Alt-rock record about loss, reflection and growing older
The British alternative rock band Doves have a history of new beginnings. Jez and Andy Williams, twin brothers from the Manchester area, formed a band with their friend Jimi Goodwin during their high school days. They performed songs around town, but like most high school bands, they didn’t think they would last. The band was left behind, until the trio all met each other again at a nightclub a few years later. It had to be fate–and so Sub Sub was born.
Yes, that’s right–Doves were originally Sub Sub, a band who made dancehall tunes and a perfect fit for the British club scene. In 1993, they released the hit song “Ain’t No Love (Ain’t No Use),” which reached number three on the UK charts. Sub Sub’s music career was thriving until tragedy struck in 1996, when their studio caught on fire. With everything destroyed, it was clear that they had a second chance to begin again. Leaving Sub Sub and its dance music in the flames, a new band was born. What rose from the ashes was Doves and their new and improved alternative rock style.
Throughout their career, the band released a total of four albums and had been on multiple tours before deciding to take a break in 2009. Now, Doves are back from their nearly 11-year hiatus with a crescendo. The Universal Want was released on September 11th, 2020, and in many ways, it sounds like a time capsule. Complete with a 2000s rock sound and nods to their dance music days, it’s clear that the world was due for another Doves album. It’s sad at times and triumphant at others, with intense lyrics that audience members won’t want to stop listening to.
The album begins with a 50-second introduction, setting the mysterious and solemn tone for the album, followed by its first single, “Carousels.” It has the catchy lyric, “oh, I’m gonna take you down, back to the old fairgrounds,” and is one of the slightly happier songs on the album, with a wistful beat. It sounds nostalgic, and that’s because it is. In an interview with NME, Doves revealed that the song is about their childhood and the fairgrounds they used to frequent in Wales. It’s one of the only distinctly youthful songs on the album, and yet it still has a touch of maturity.
Along with the theme of lost youth comes a sense of honesty and yearning, as well as themes of self help. “Cycle of Hurt” is intense and can be seen as a cry for help. It starts off with a robotic voice saying that “I need to end this cycle of hurt” before leading into the song. It ends with the repeated lyrics “it’s a trap, it’s a trick,” referring to the never ending cycle of bad habits, whatever they may be.

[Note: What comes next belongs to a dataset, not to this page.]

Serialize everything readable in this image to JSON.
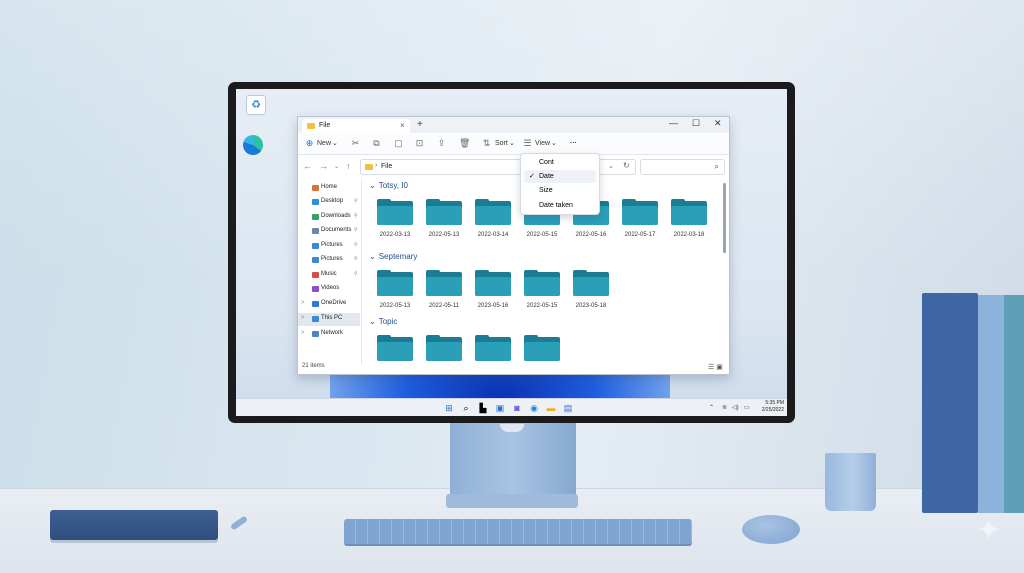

“Cathedrals of the Mind,” another single off the album, starts out with a sorrowful synth melody before leading into a rock beat. The vocals on this track take the form of an elongated raspy sigh, and the lyrics bring an insight to loss. The song was recorded on the same day as David Bowie’s death in 2016, and while it may not be entirely about Bowie, there are elements of sadness surrounding the singer’s death within the lyrics: “in the dance halls, calling out your name.”
“The Universal Want,” the song that inspired the album title, is philosophical in its lyrics, posing the thoughtful question: “this is the end of God, the sun above, how long ‘til we see what I really want?” It’s slow and grueling before leading to a bright build-up with a dance beat at the end. The album finishes with a slow nature-themed song, “Forest House.” It’s playful, and it nestles the listeners right into a peaceful serenity–a perfect end to the album.
Doves proves that having a second beginning can be a wonderful thing. From the initial destruction of their studio, to the end of their hiatus, Doves have always stood strong. Without those second beginnings, The Universal Want wouldn’t exist, and that would truly be a shame.